#### Problem statement:
Should the word "JSON" occur in a line of the records, copy that line.

#### App and web page records:
════════════════

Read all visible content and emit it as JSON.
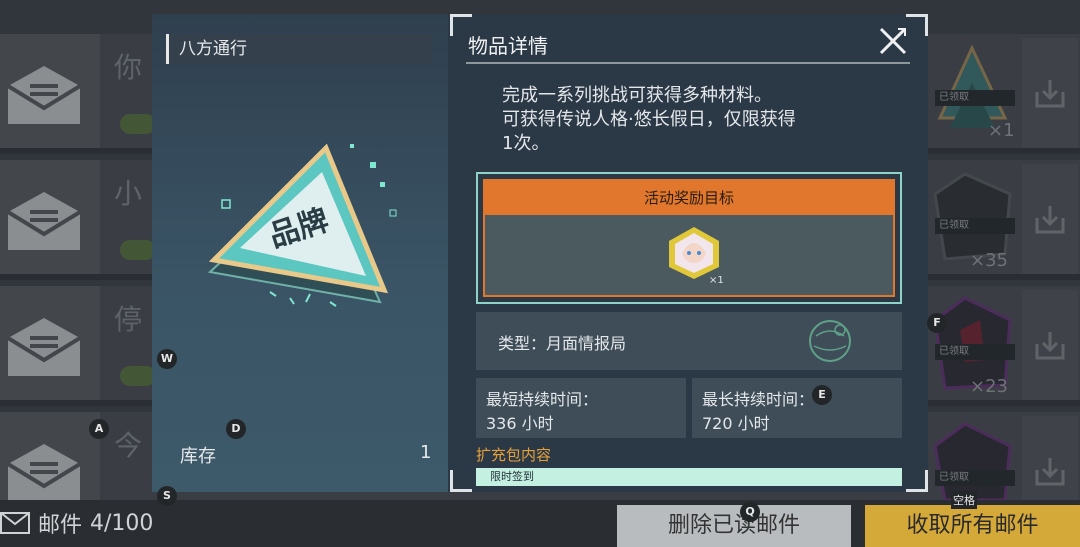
{
  "mail_list": {
    "rows": [
      {
        "title": "你",
        "claimed": "已领取",
        "qty": "×1"
      },
      {
        "title": "小",
        "claimed": "已领取",
        "qty": "×35"
      },
      {
        "title": "停",
        "claimed": "已领取",
        "qty": "×23"
      },
      {
        "title": "今",
        "claimed": "已领取",
        "qty": ""
      }
    ]
  },
  "bottom": {
    "mail_label": "邮件",
    "mail_count": "4/100",
    "delete_read": "删除已读邮件",
    "collect_all": "收取所有邮件"
  },
  "item": {
    "name": "八方通行",
    "stock_label": "库存",
    "stock_value": "1",
    "art_text": "品牌"
  },
  "detail": {
    "title": "物品详情",
    "description_line1": "完成一系列挑战可获得多种材料。",
    "description_line2": "可获得传说人格·悠长假日，仅限获得",
    "description_line3": "1次。",
    "reward_header": "活动奖励目标",
    "reward_qty": "×1",
    "type_text": "类型：月面情报局",
    "min_duration_label": "最短持续时间：",
    "min_duration_value": "336 小时",
    "max_duration_label": "最长持续时间：",
    "max_duration_value": "720 小时",
    "expansion_label": "扩充包内容",
    "expansion_item": "限时签到"
  },
  "key_hints": {
    "w": "W",
    "a": "A",
    "d": "D",
    "s": "S",
    "e": "E",
    "f": "F",
    "q": "Q",
    "space": "空格"
  },
  "colors": {
    "accent_orange": "#e0772c",
    "accent_teal": "#8fd3c8",
    "collect_gold": "#d4a93a",
    "expansion_label": "#e6a03a"
  }
}
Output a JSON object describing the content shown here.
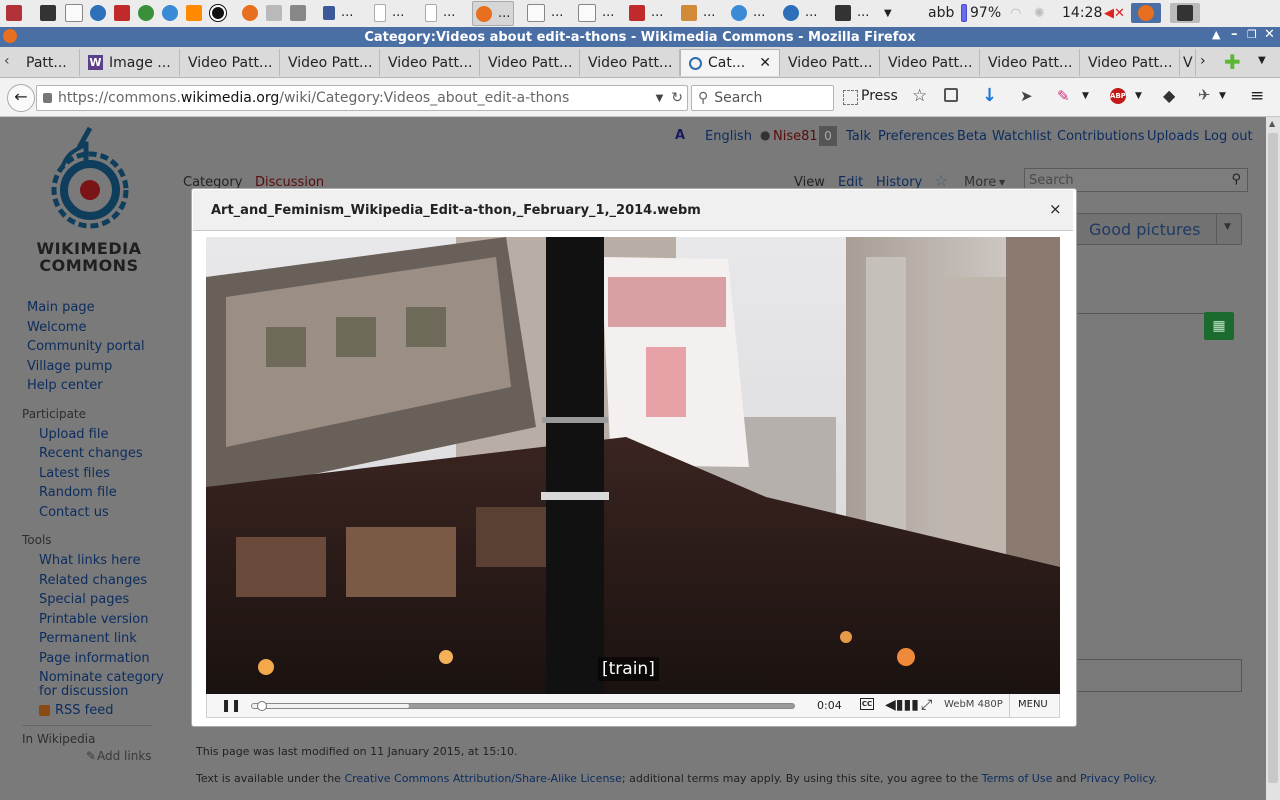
{
  "taskbar": {
    "tasks": [
      "...",
      "...",
      "...",
      "...",
      "...",
      "...",
      "...",
      "...",
      "...",
      "...",
      "..."
    ],
    "keyboard_layout": "abb",
    "battery": "97%",
    "clock": "14:28"
  },
  "window": {
    "title": "Category:Videos about edit-a-thons - Wikimedia Commons - Mozilla Firefox"
  },
  "tabs": [
    {
      "label": "Patt..."
    },
    {
      "label": "Image ..."
    },
    {
      "label": "Video Patt..."
    },
    {
      "label": "Video Patt..."
    },
    {
      "label": "Video Patt..."
    },
    {
      "label": "Video Patt..."
    },
    {
      "label": "Video Patt..."
    },
    {
      "label": "Cat..."
    },
    {
      "label": "Video Patt..."
    },
    {
      "label": "Video Patt..."
    },
    {
      "label": "Video Patt..."
    },
    {
      "label": "Video Patt..."
    },
    {
      "label": "V"
    }
  ],
  "navbar": {
    "url_prefix": "https://commons.",
    "url_domain": "wikimedia.org",
    "url_path": "/wiki/Category:Videos_about_edit-a-thons",
    "search_placeholder": "Search",
    "press_label": "Press"
  },
  "wiki": {
    "logo_line1": "WIKIMEDIA",
    "logo_line2": "COMMONS",
    "user_links": {
      "language": "English",
      "username": "Nise81",
      "notifications": "0",
      "talk": "Talk",
      "preferences": "Preferences",
      "beta": "Beta",
      "watchlist": "Watchlist",
      "contributions": "Contributions",
      "uploads": "Uploads",
      "logout": "Log out"
    },
    "page_tabs": {
      "category": "Category",
      "discussion": "Discussion",
      "view": "View",
      "edit": "Edit",
      "history": "History",
      "more": "More"
    },
    "search_placeholder": "Search",
    "good_pictures": "Good pictures",
    "sidebar": {
      "nav": [
        "Main page",
        "Welcome",
        "Community portal",
        "Village pump",
        "Help center"
      ],
      "participate_heading": "Participate",
      "participate": [
        "Upload file",
        "Recent changes",
        "Latest files",
        "Random file",
        "Contact us"
      ],
      "tools_heading": "Tools",
      "tools": [
        "What links here",
        "Related changes",
        "Special pages",
        "Printable version",
        "Permanent link",
        "Page information"
      ],
      "nominate_line1": "Nominate category",
      "nominate_line2": "for discussion",
      "rss": "RSS feed",
      "in_wikipedia": "In Wikipedia",
      "add_links": "Add links"
    },
    "footer": {
      "last_modified": "This page was last modified on 11 January 2015, at 15:10.",
      "license_prefix": "Text is available under the ",
      "license_link": "Creative Commons Attribution/Share-Alike License",
      "license_mid": "; additional terms may apply. By using this site, you agree to the ",
      "terms": "Terms of Use",
      "and": " and ",
      "privacy": "Privacy Policy",
      "end": "."
    }
  },
  "dialog": {
    "title": "Art_and_Feminism_Wikipedia_Edit-a-thon,_February_1,_2014.webm",
    "close": "×",
    "caption": "[train]",
    "time": "0:04",
    "format": "WebM 480P",
    "menu": "MENU",
    "progress_fraction": 0.01,
    "buffered_fraction": 0.29
  }
}
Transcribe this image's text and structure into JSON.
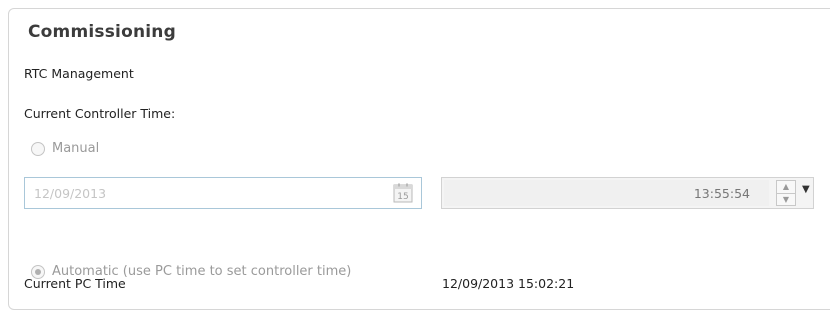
{
  "panel": {
    "title": "Commissioning",
    "section_label": "RTC Management",
    "controller_time_label": "Current Controller Time:"
  },
  "manual_option": {
    "label": "Manual",
    "selected": false
  },
  "date_field": {
    "value": "12/09/2013",
    "calendar_day": "15"
  },
  "time_field": {
    "value": "13:55:54"
  },
  "automatic_option": {
    "label": "Automatic (use PC time to set controller time)",
    "selected": true
  },
  "pc_time": {
    "label": "Current PC Time",
    "value": "12/09/2013 15:02:21"
  },
  "icons": [
    "calendar-icon",
    "spin-up-icon",
    "spin-down-icon",
    "dropdown-arrow-icon"
  ],
  "colors": {
    "focus_border": "#a9c7d9",
    "disabled_text": "#9a9a9a"
  }
}
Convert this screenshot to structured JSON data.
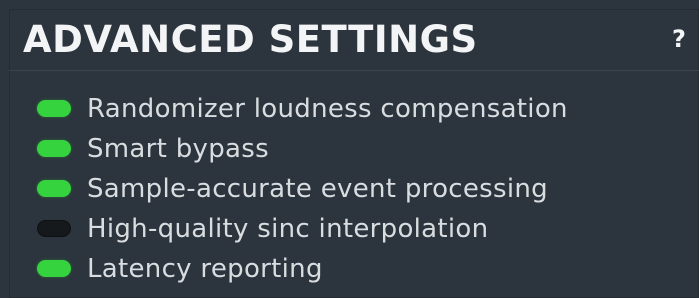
{
  "panel": {
    "title": "ADVANCED SETTINGS",
    "help_label": "?"
  },
  "settings": [
    {
      "label": "Randomizer loudness compensation",
      "enabled": true
    },
    {
      "label": "Smart bypass",
      "enabled": true
    },
    {
      "label": "Sample-accurate event processing",
      "enabled": true
    },
    {
      "label": "High-quality sinc interpolation",
      "enabled": false
    },
    {
      "label": "Latency reporting",
      "enabled": true
    }
  ],
  "colors": {
    "background": "#2c353d",
    "led_on": "#35d43f",
    "led_off": "#15191c",
    "text": "#d9dde0",
    "title": "#f2f4f5"
  }
}
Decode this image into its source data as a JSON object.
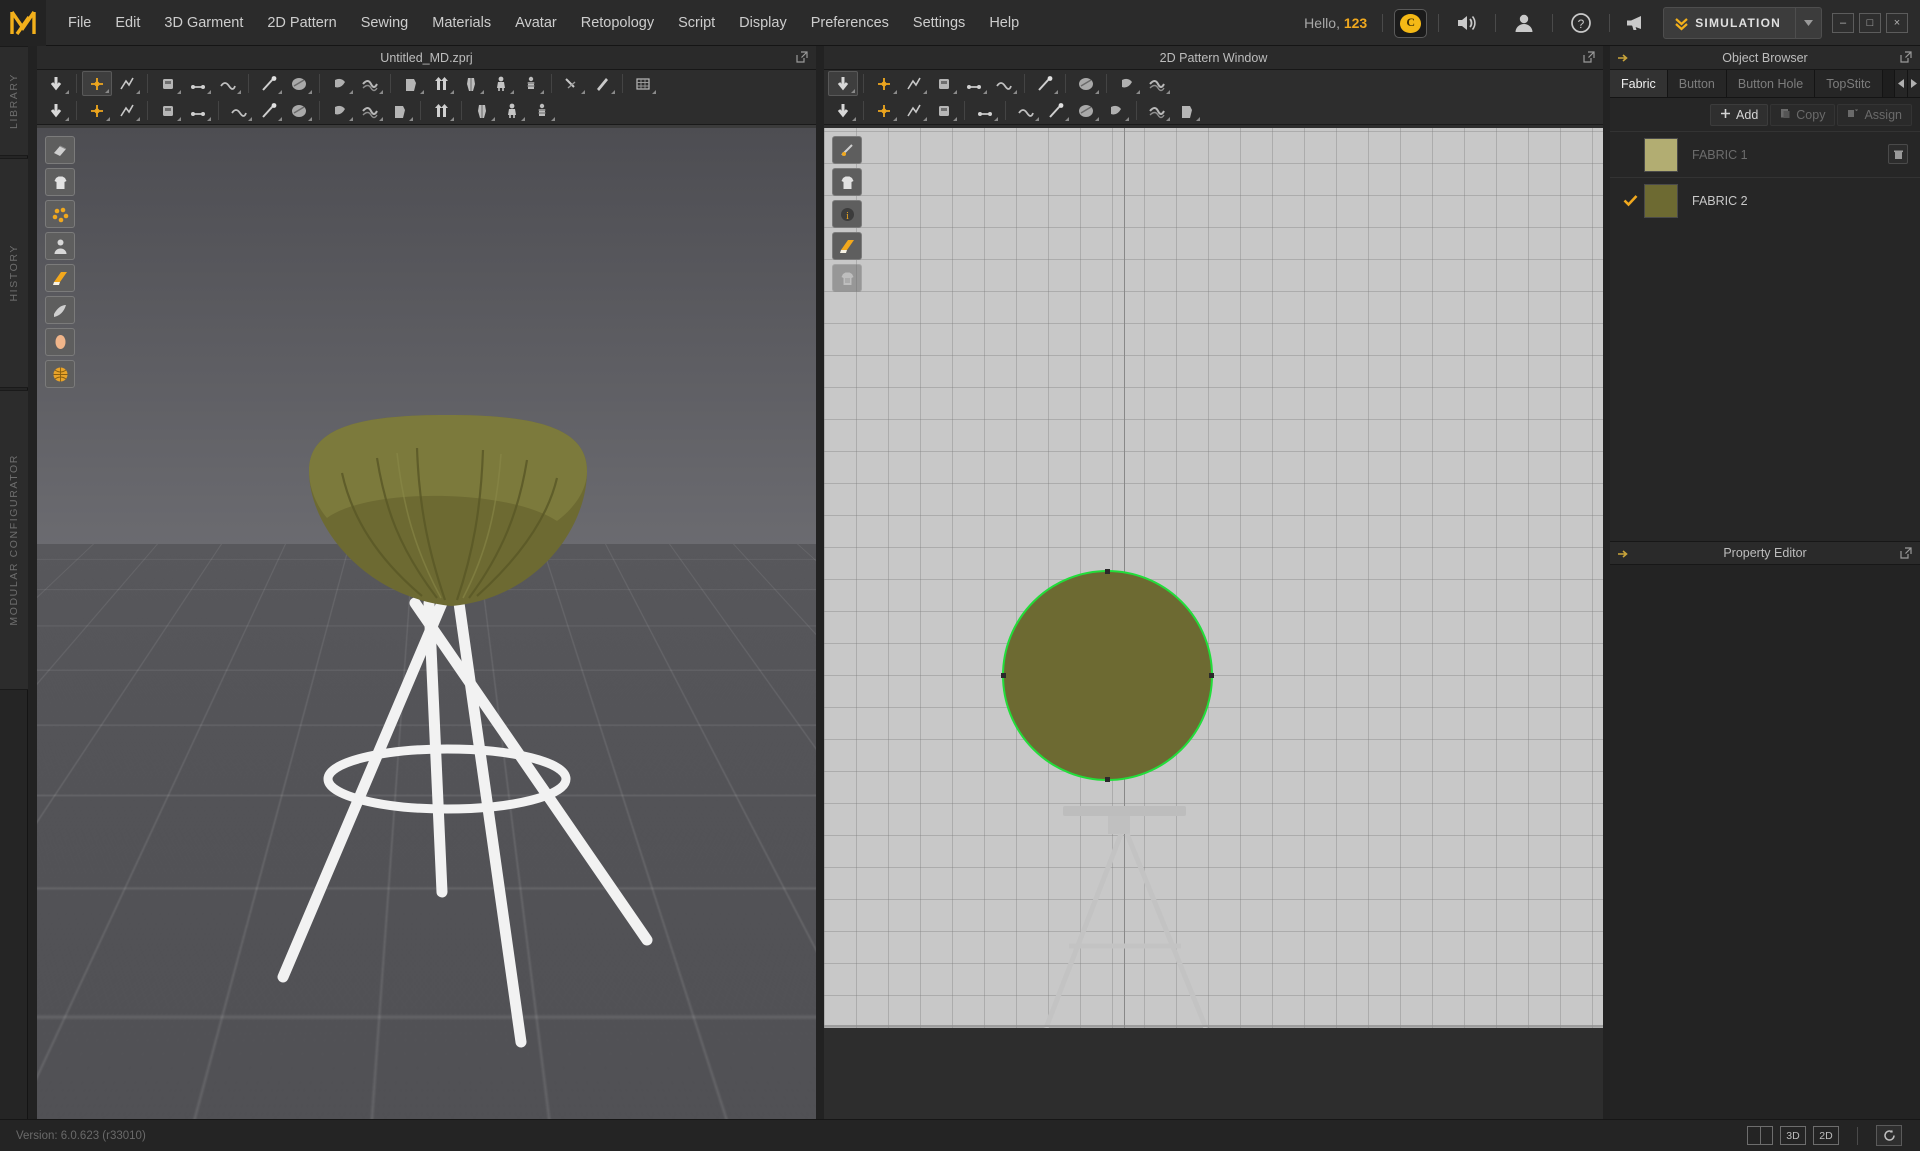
{
  "app": {
    "brand_icon": "marvelous-designer-logo",
    "accent_color": "#f0a81e",
    "version": "Version: 6.0.623 (r33010)"
  },
  "menubar": {
    "items": [
      {
        "label": "File"
      },
      {
        "label": "Edit"
      },
      {
        "label": "3D Garment"
      },
      {
        "label": "2D Pattern"
      },
      {
        "label": "Sewing"
      },
      {
        "label": "Materials"
      },
      {
        "label": "Avatar"
      },
      {
        "label": "Retopology"
      },
      {
        "label": "Script"
      },
      {
        "label": "Display"
      },
      {
        "label": "Preferences"
      },
      {
        "label": "Settings"
      },
      {
        "label": "Help"
      }
    ],
    "greeting_prefix": "Hello,",
    "username": "123",
    "coin_icon": "coin-icon",
    "volume_icon": "speaker-icon",
    "account_icon": "user-icon",
    "help_icon": "question-mark-icon",
    "notice_icon": "megaphone-icon",
    "mode_label": "SIMULATION",
    "mode_icon": "double-chevron-down-icon",
    "mode_dropdown_icon": "caret-down-icon",
    "window_minimize": "–",
    "window_maximize": "□",
    "window_close": "×"
  },
  "left_rail": {
    "tabs": [
      {
        "label": "LIBRARY",
        "name": "rail-library"
      },
      {
        "label": "HISTORY",
        "name": "rail-history"
      },
      {
        "label": "MODULAR CONFIGURATOR",
        "name": "rail-modular"
      }
    ]
  },
  "viewport_3d": {
    "title": "Untitled_MD.zprj",
    "popout_icon": "popout-icon",
    "tool_palette": [
      {
        "name": "show-hide-arrangement-points-icon"
      },
      {
        "name": "show-hide-garment-icon"
      },
      {
        "name": "show-hide-particle-distance-icon"
      },
      {
        "name": "show-hide-avatar-icon"
      },
      {
        "name": "show-hide-texture-surface-icon"
      },
      {
        "name": "show-hide-fabric-icon"
      },
      {
        "name": "show-hide-skin-icon"
      },
      {
        "name": "show-hide-uv-sphere-icon"
      }
    ],
    "toolbar_row1": [
      {
        "name": "simulate-icon"
      },
      {
        "name": "select-move-icon",
        "selected": true
      },
      {
        "name": "select-mesh-icon"
      },
      {
        "name": "pin-icon"
      },
      {
        "name": "fold-arrangement-icon"
      },
      {
        "name": "segment-sewing-icon"
      },
      {
        "name": "tack-icon"
      },
      {
        "name": "pressure-icon"
      },
      {
        "name": "layer-icon"
      },
      {
        "name": "flatten-icon"
      },
      {
        "name": "box-icon"
      },
      {
        "name": "arrow-up-icon"
      },
      {
        "name": "avatar-sizing-icon"
      },
      {
        "name": "avatar-pose-icon"
      },
      {
        "name": "avatar-measure-icon"
      },
      {
        "name": "scissors-icon"
      },
      {
        "name": "brush-icon"
      },
      {
        "name": "grid-icon"
      }
    ],
    "toolbar_row2": [
      {
        "name": "walk-pose-icon"
      },
      {
        "name": "skin-offset-icon"
      },
      {
        "name": "pen-avatar-icon"
      },
      {
        "name": "x-ray-joint-icon"
      },
      {
        "name": "bounding-volume-icon"
      },
      {
        "name": "zipper-icon"
      },
      {
        "name": "button-icon"
      },
      {
        "name": "buttonhole-icon"
      },
      {
        "name": "snap-icon"
      },
      {
        "name": "button-round-icon"
      },
      {
        "name": "lock-button-icon"
      },
      {
        "name": "zipper-slider-icon"
      },
      {
        "name": "plane-icon"
      },
      {
        "name": "ground-plane-icon"
      },
      {
        "name": "uv-editor-icon"
      }
    ]
  },
  "viewport_2d": {
    "title": "2D Pattern Window",
    "popout_icon": "popout-icon",
    "tool_palette": [
      {
        "name": "show-hide-internal-line-icon"
      },
      {
        "name": "show-hide-pattern-icon"
      },
      {
        "name": "show-hide-pattern-info-icon"
      },
      {
        "name": "show-hide-pattern-texture-icon"
      },
      {
        "name": "lock-pattern-icon",
        "disabled": true
      }
    ],
    "toolbar_row1": [
      {
        "name": "edit-pattern-icon",
        "selected": true
      },
      {
        "name": "edit-point-icon"
      },
      {
        "name": "transform-pattern-icon"
      },
      {
        "name": "ellipse-icon"
      },
      {
        "name": "rectangle-icon"
      },
      {
        "name": "polygon-icon"
      },
      {
        "name": "pleat-icon"
      },
      {
        "name": "avatar-link-icon"
      },
      {
        "name": "mesh-edit-icon"
      },
      {
        "name": "grid-pattern-icon"
      }
    ],
    "toolbar_row2": [
      {
        "name": "trace-icon"
      },
      {
        "name": "unfold-icon"
      },
      {
        "name": "symmetric-pattern-icon"
      },
      {
        "name": "search-pattern-icon"
      },
      {
        "name": "fold-arrangement-icon"
      },
      {
        "name": "segment-sewing-icon"
      },
      {
        "name": "free-sewing-icon"
      },
      {
        "name": "vertex-sewing-icon"
      },
      {
        "name": "m-n-sewing-icon"
      },
      {
        "name": "edit-sewing-icon"
      },
      {
        "name": "baseline-icon"
      }
    ],
    "pattern": {
      "shape": "circle",
      "fill_color": "#6d6a32",
      "outline_color": "#22dd3a",
      "selected": true
    },
    "avatar_silhouette": "stool-avatar-silhouette"
  },
  "object_browser": {
    "title": "Object Browser",
    "pin_icon": "pin-arrow-icon",
    "popout_icon": "popout-icon",
    "tabs": [
      {
        "label": "Fabric",
        "active": true
      },
      {
        "label": "Button",
        "active": false
      },
      {
        "label": "Button Hole",
        "active": false
      },
      {
        "label": "TopStitc",
        "active": false
      }
    ],
    "tab_prev_icon": "caret-left-icon",
    "tab_next_icon": "caret-right-icon",
    "actions": [
      {
        "label": "Add",
        "icon": "plus-icon",
        "enabled": true
      },
      {
        "label": "Copy",
        "icon": "copy-icon",
        "enabled": false
      },
      {
        "label": "Assign",
        "icon": "assign-icon",
        "enabled": false
      }
    ],
    "fabrics": [
      {
        "name": "FABRIC 1",
        "color": "#b2ad72",
        "selected": false,
        "has_delete": true,
        "delete_icon": "trash-icon"
      },
      {
        "name": "FABRIC 2",
        "color": "#6d6a32",
        "selected": true,
        "has_delete": false,
        "check_icon": "check-icon"
      }
    ]
  },
  "property_editor": {
    "title": "Property Editor",
    "pin_icon": "pin-arrow-icon",
    "popout_icon": "popout-icon"
  },
  "statusbar": {
    "version": "Version: 6.0.623 (r33010)",
    "buttons": [
      {
        "label": "",
        "name": "split-view-button",
        "icon": "split-view-icon"
      },
      {
        "label": "3D",
        "name": "view-3d-button"
      },
      {
        "label": "2D",
        "name": "view-2d-button"
      },
      {
        "label": "",
        "name": "reset-view-button",
        "icon": "refresh-icon"
      }
    ]
  }
}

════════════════

#### Solution to this exercise:
Read all visible content and emit it as JSON.
Output a JSON object describing the content shown here.
Transcribe this image's text and structure into JSON.
Convert this screenshot to structured JSON data.
Decode this image into its source data as a JSON object.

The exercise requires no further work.